The two most pernicious challenges in public education–the opportunity gap and the teacher shortage–can be addressed with one solution: diversifying our teaching workforce.
A diverse educator workforce benefits all students, and boosts the successful engagement of students of Color. However, there are not enough diverse candidates in our state’s teaching colleges, and districts across the state have difficulty retaining the teachers they do hire. The result: 77% of California students are Asian American, Black, Latino, and/or Native American, but only 27% of teachers share those demographics.
The Lurie College of Education at San José State University is bucking that trend. Lurie has increased the number of students in its teaching credential programs by over 40 percent in three years, and the entirety of that increase has come from an increase in the numbers of first-generation and BIPOC students.
SVLG and IBM recently held the 2022 Teacher Diversity Forum to highlight SJSU’s Lurie College and scale its success.
For SVLG, closing opportunity gaps is an economic imperative; California’s competitiveness relies on our education system graduating diverse students prepared for innovation-economy careers. As SVLG CEO Ahmad Thomas noted from the stage: “Diversity is a bottom-line issue. Diverse teams consider more perspectives and variables in their decisions; they are more innovative, and more profitable.”
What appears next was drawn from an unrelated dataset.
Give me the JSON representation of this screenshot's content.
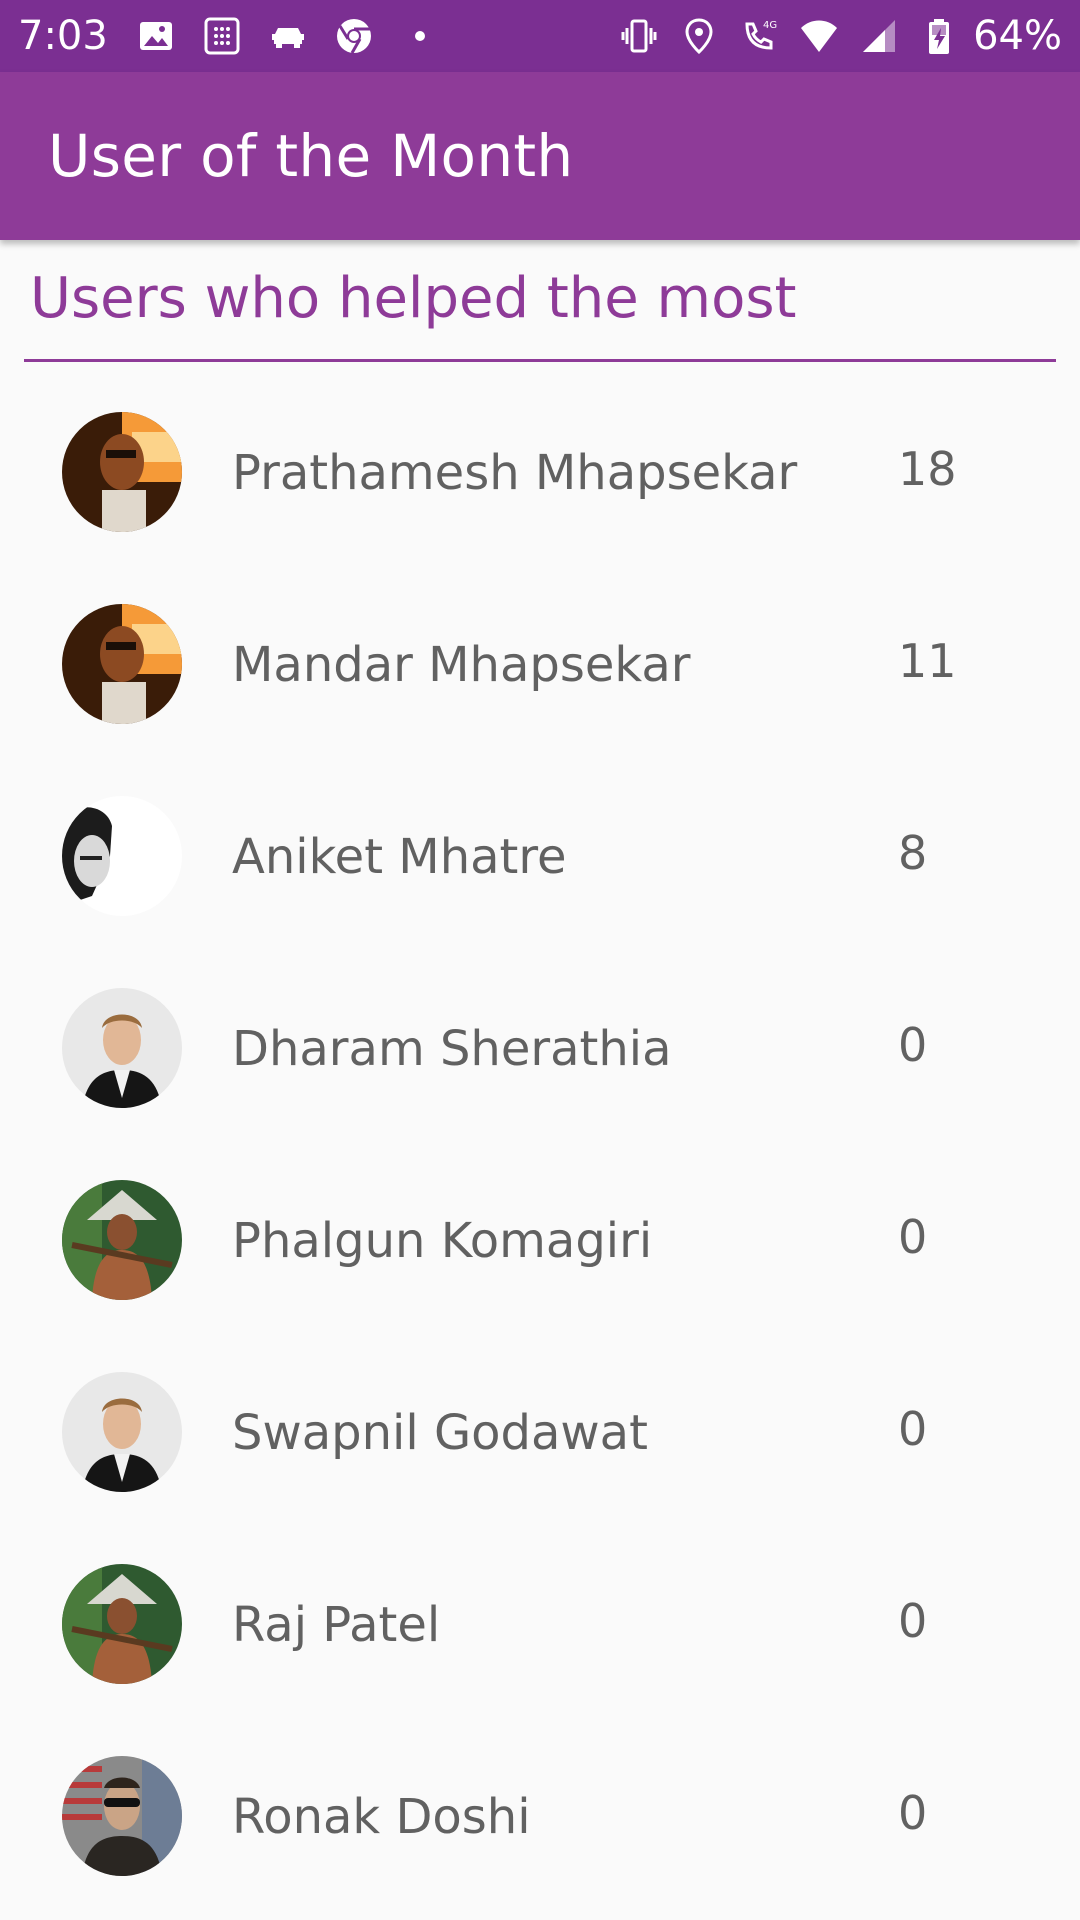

IBM California Senior State Executive Laura Guio, who sponsored and introduced the Forum, agreed, speaking to IBM’s commitment in concrete terms: “Diversifying the workforce is the biggest opportunity of the decade, and IBM is devoted to this mission. We have made a public commitment to prepare learners of all ages for 21st Century jobs and to skill 30M people worldwide by 2030, with a focus on underrepresented communities.”
Keynote speaker Professor Marcos Pizarro challenged the audience–elected officials, trustees, and superintendents from across the Bay Area in positions to hire–to delve deeper on why diverse teachers are necessary. Teachers of Color, he shared, bring to their classrooms a “relational accountability” to students of Color and their communities, heightened awareness of students’ experiences with racism and injustice, and a commitment to “construct a space for students that allows them to dream and live those dreams.”
Senator Dave Cortese moderated the evening’s first panel and asked the all-important question: how has Lurie successfully recruited diverse teacher candidates? Professors Rebeca Burciaga, Saili Kulkarni and Luis Poza explained that they center underrepresented communities, integrating ethnic studies, bilingual teaching, and disability-centered, culturally-sustaining professional development opportunities into the curriculum, and creating affinity groups. Milpitas Superintendent Cheryl Jordan added that Lurie College also worked with her to build culturally-aware student pathways from high school to college to pre-service teaching.
Assemblymember Ash Kalra moderated the second panel, featuring program alumni and current teachers Erin Enguero, Kaitlyn Chang and Alberto Camacho. A disability advocate in her own right, Erin was inspired to work with professors and mentor teachers that advocated for her to secure appropriate assistive technology for her classroom. Kaitlyn felt empowered by being placed with a teaching mentor who shared her lived experiences and professional focus on Special Education. And Alberto shared both frustration with the differential treatment he faced during the program, a challenge that propelled him to create a student advisory council, and profound gratitude for the administration’s substantive responses to his grievances.
Senator Cortese and Assemblymember Kalra asked what local and state governments could do. Specific solutions abounded: earmarked funding for long-term professional development relationships between teacher colleges and K-12 districts, teacher residencies, housing, and cost offsets for credentialing tests—as well as flexibility for teachers to deliver cariño-centered education tailored to students’ individual needs.
The Forum ended with a networking reception to build teacher recruiting, training, and hiring partnerships, and SVLG and SJSU are surveying registrants to catalyze further action.
If you did not attend the Forum but would still like to help increase and diversify the teacher workforce, please let us know. There are several ways your company or organization can make a difference, from political advocacy to sponsoring scholarships for teacher candidates to joining the Bay Area K-16 Education Collaborative, which brings together education and industry to create streamlined pathways from high school to college to career.